(Task to carry out): The records below are to be output exactly, except for their pictures.

━━━━━ Task data ━━━━━

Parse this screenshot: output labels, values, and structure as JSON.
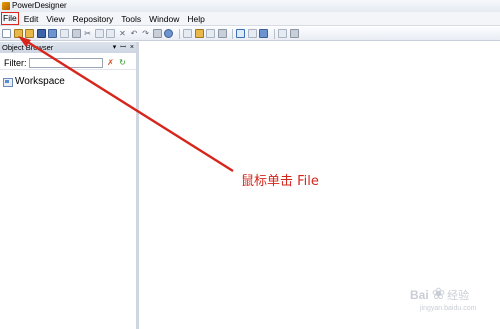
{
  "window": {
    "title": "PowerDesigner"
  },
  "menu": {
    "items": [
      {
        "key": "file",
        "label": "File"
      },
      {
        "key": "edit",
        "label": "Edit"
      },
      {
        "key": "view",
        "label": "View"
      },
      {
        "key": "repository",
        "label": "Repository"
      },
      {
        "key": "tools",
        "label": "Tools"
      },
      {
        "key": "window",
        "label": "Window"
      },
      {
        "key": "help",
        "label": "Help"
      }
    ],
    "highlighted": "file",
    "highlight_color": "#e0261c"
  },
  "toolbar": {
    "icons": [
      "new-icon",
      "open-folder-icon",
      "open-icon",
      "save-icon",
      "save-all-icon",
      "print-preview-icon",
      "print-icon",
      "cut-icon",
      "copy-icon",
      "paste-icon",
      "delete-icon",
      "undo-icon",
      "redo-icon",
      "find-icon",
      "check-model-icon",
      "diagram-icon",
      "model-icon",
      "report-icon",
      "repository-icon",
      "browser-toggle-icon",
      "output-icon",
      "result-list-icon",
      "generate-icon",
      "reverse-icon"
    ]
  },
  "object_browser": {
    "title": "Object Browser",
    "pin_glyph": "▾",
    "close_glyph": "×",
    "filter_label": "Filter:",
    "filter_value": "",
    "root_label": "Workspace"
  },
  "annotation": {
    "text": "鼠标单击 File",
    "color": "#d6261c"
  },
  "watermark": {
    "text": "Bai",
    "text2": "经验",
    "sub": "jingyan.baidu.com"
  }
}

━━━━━

(The answer):
Parse this screenshot: output labels, values, and structure as JSON.
{
  "window": {
    "title": "PowerDesigner"
  },
  "menu": {
    "items": [
      {
        "key": "file",
        "label": "File"
      },
      {
        "key": "edit",
        "label": "Edit"
      },
      {
        "key": "view",
        "label": "View"
      },
      {
        "key": "repository",
        "label": "Repository"
      },
      {
        "key": "tools",
        "label": "Tools"
      },
      {
        "key": "window",
        "label": "Window"
      },
      {
        "key": "help",
        "label": "Help"
      }
    ],
    "highlighted": "file",
    "highlight_color": "#e0261c"
  },
  "toolbar": {
    "icons": [
      "new-icon",
      "open-folder-icon",
      "open-icon",
      "save-icon",
      "save-all-icon",
      "print-preview-icon",
      "print-icon",
      "cut-icon",
      "copy-icon",
      "paste-icon",
      "delete-icon",
      "undo-icon",
      "redo-icon",
      "find-icon",
      "check-model-icon",
      "diagram-icon",
      "model-icon",
      "report-icon",
      "repository-icon",
      "browser-toggle-icon",
      "output-icon",
      "result-list-icon",
      "generate-icon",
      "reverse-icon"
    ]
  },
  "object_browser": {
    "title": "Object Browser",
    "pin_glyph": "▾",
    "close_glyph": "×",
    "filter_label": "Filter:",
    "filter_value": "",
    "root_label": "Workspace"
  },
  "annotation": {
    "text": "鼠标单击 File",
    "color": "#d6261c"
  },
  "watermark": {
    "text": "Bai",
    "text2": "经验",
    "sub": "jingyan.baidu.com"
  }
}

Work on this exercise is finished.